Experts say that meditation may help reduce some risk factors for heart disease. A statement released by the American Heart Association announced that the AHA has systematically reviewed the data on the potential benefits of meditation on cardiovascular risk. Neurophysiological and neuroanatomical studies demonstrate that meditation can have long‐standing effects on the brain, which provide some biological plausibility for beneficial consequences on the physiological basal state and on cardiovascular risk.
The statement, also noted that a healthy lifestyle and medicines to control high blood pressure, high cholesterol and other heart threats are the most effective ways to prevent heart disease. More than $200 billion is spent on heart disease patients in the U.S. each year, so there’s great interest in looking for inexpensive ways to help reduce people’s risk of the disease, according to the review.
The practice of meditation dates as far back as 5000 BC. Although associated with Eastern philosophies and religion, including Buddhism and Hinduism, references or inferences regarding meditation and the meditative process can be found in Christianity, Judaism, and Islam. Over the past several decades, meditation is increasingly practiced as a secular and therapeutic activity.
The researchers included studies on many different types of meditation, including mindful meditation, Zen meditation, relaxation response and transcendental meditation. In general, most forms of meditation that the researchers looked at are practiced for at least 20 minutes, or once or twice a day.
The researchers found that meditation may be linked to decreased levels of stress, anxiety and depression, as well as improved sleep quality and overall well-being. Stress, anxiety, depression and poor sleep may be linked to heart disease risk, according to the review. Meditation may also help people stop smoking, the review found.
In addition, the practice may help lower blood pressure, although the researchers noted that there’s not enough evidence to show how much it would lower blood pressure in a given individual, if at all.
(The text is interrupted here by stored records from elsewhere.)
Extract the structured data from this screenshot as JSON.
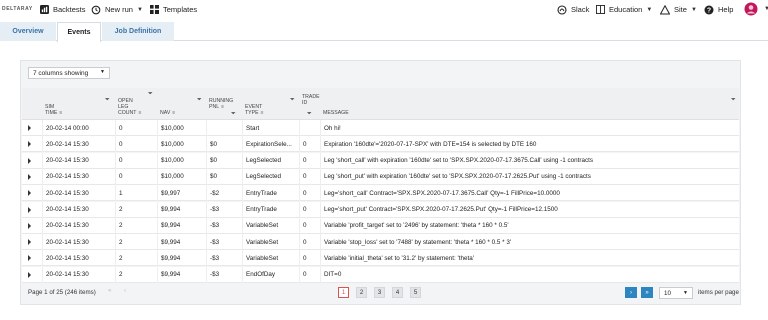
{
  "brand": "DELTARAY",
  "nav": {
    "backtests": "Backtests",
    "new_run": "New run",
    "templates": "Templates",
    "slack": "Slack",
    "education": "Education",
    "site": "Site",
    "help": "Help"
  },
  "tabs": [
    "Overview",
    "Events",
    "Job Definition"
  ],
  "columns_select": "7 columns showing",
  "headers": {
    "sim_time": [
      "SIM",
      "TIME"
    ],
    "open_leg": [
      "OPEN",
      "LEG",
      "COUNT"
    ],
    "nav": [
      "NAV"
    ],
    "running_pnl": [
      "RUNNING",
      "PNL"
    ],
    "event_type": [
      "EVENT",
      "TYPE"
    ],
    "trade_id": [
      "TRADE",
      "ID"
    ],
    "message": [
      "MESSAGE"
    ]
  },
  "rows": [
    {
      "sim_time": "20-02-14 00:00",
      "open_leg": "0",
      "nav": "$10,000",
      "pnl": "",
      "event": "Start",
      "trade": "",
      "message": "Oh hi!"
    },
    {
      "sim_time": "20-02-14 15:30",
      "open_leg": "0",
      "nav": "$10,000",
      "pnl": "$0",
      "event": "ExpirationSele...",
      "trade": "0",
      "message": "Expiration '160dte'='2020-07-17-SPX' with DTE=154 is selected by DTE 160"
    },
    {
      "sim_time": "20-02-14 15:30",
      "open_leg": "0",
      "nav": "$10,000",
      "pnl": "$0",
      "event": "LegSelected",
      "trade": "0",
      "message": "Leg 'short_call' with expiration '160dte' set to 'SPX.SPX.2020-07-17.3675.Call' using -1 contracts"
    },
    {
      "sim_time": "20-02-14 15:30",
      "open_leg": "0",
      "nav": "$10,000",
      "pnl": "$0",
      "event": "LegSelected",
      "trade": "0",
      "message": "Leg 'short_put' with expiration '160dte' set to 'SPX.SPX.2020-07-17.2625.Put' using -1 contracts"
    },
    {
      "sim_time": "20-02-14 15:30",
      "open_leg": "1",
      "nav": "$9,997",
      "pnl": "-$2",
      "event": "EntryTrade",
      "trade": "0",
      "message": "Leg='short_call' Contract='SPX.SPX.2020-07-17.3675.Call' Qty=-1 FillPrice=10.0000"
    },
    {
      "sim_time": "20-02-14 15:30",
      "open_leg": "2",
      "nav": "$9,994",
      "pnl": "-$3",
      "event": "EntryTrade",
      "trade": "0",
      "message": "Leg='short_put' Contract='SPX.SPX.2020-07-17.2625.Put' Qty=-1 FillPrice=12.1500"
    },
    {
      "sim_time": "20-02-14 15:30",
      "open_leg": "2",
      "nav": "$9,994",
      "pnl": "-$3",
      "event": "VariableSet",
      "trade": "0",
      "message": "Variable 'profit_target' set to '2496' by statement: 'theta * 160 * 0.5'"
    },
    {
      "sim_time": "20-02-14 15:30",
      "open_leg": "2",
      "nav": "$9,994",
      "pnl": "-$3",
      "event": "VariableSet",
      "trade": "0",
      "message": "Variable 'stop_loss' set to '7488' by statement: 'theta * 160 * 0.5 * 3'"
    },
    {
      "sim_time": "20-02-14 15:30",
      "open_leg": "2",
      "nav": "$9,994",
      "pnl": "-$3",
      "event": "VariableSet",
      "trade": "0",
      "message": "Variable 'initial_theta' set to '31.2' by statement: 'theta'"
    },
    {
      "sim_time": "20-02-14 15:30",
      "open_leg": "2",
      "nav": "$9,994",
      "pnl": "-$3",
      "event": "EndOfDay",
      "trade": "0",
      "message": "DIT=0"
    }
  ],
  "pager": {
    "info": "Page 1 of 25 (246 items)",
    "pages": [
      "1",
      "2",
      "3",
      "4",
      "5"
    ],
    "page_size": "10",
    "page_size_label": "items per page"
  }
}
Finally, the review noted that although there is some evidence that meditation may decrease a person’s risk of a heart attack, more research is needed before any conclusions can be made.
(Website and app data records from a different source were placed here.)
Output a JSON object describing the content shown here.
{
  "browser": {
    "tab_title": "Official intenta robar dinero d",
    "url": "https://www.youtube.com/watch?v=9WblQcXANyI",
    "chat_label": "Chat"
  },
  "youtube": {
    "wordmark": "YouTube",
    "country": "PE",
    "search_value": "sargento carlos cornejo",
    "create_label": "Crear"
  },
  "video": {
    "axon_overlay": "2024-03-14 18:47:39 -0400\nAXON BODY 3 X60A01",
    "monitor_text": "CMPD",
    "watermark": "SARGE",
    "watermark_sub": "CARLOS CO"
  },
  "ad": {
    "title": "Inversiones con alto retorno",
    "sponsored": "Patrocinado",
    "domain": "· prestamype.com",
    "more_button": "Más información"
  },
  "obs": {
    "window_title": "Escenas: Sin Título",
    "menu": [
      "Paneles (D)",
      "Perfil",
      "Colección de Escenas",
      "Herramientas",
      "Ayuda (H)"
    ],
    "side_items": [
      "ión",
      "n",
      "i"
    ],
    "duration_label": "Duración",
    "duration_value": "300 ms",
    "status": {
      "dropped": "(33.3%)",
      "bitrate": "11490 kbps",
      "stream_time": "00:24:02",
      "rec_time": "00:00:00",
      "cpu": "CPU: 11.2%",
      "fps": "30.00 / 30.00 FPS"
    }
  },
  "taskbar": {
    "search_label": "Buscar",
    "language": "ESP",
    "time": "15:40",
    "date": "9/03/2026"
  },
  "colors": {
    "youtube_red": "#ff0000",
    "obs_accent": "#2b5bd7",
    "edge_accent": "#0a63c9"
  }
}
“Although studies of meditation suggest a possible benefit on cardiovascular risk, there hasn’t been enough research to conclude it has a definite role,” said Dr. Glenn Levine, chair of the statement writing group.
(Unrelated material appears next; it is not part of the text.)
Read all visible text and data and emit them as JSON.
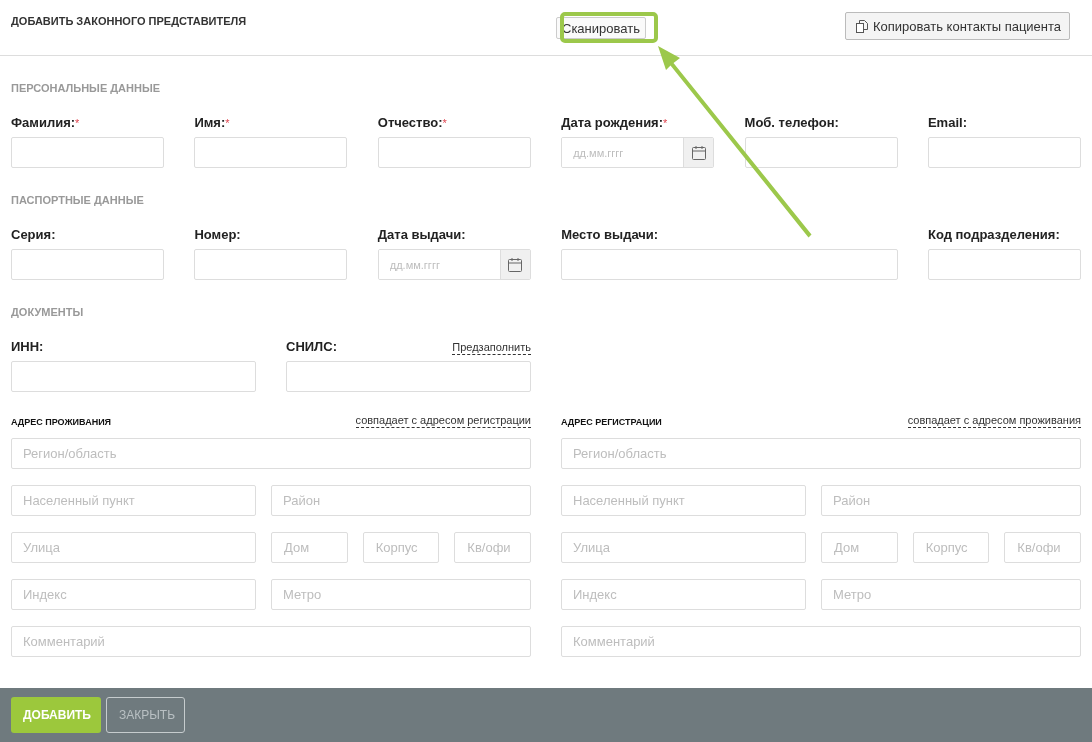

The statement was published in the Journal of the American Heart Association.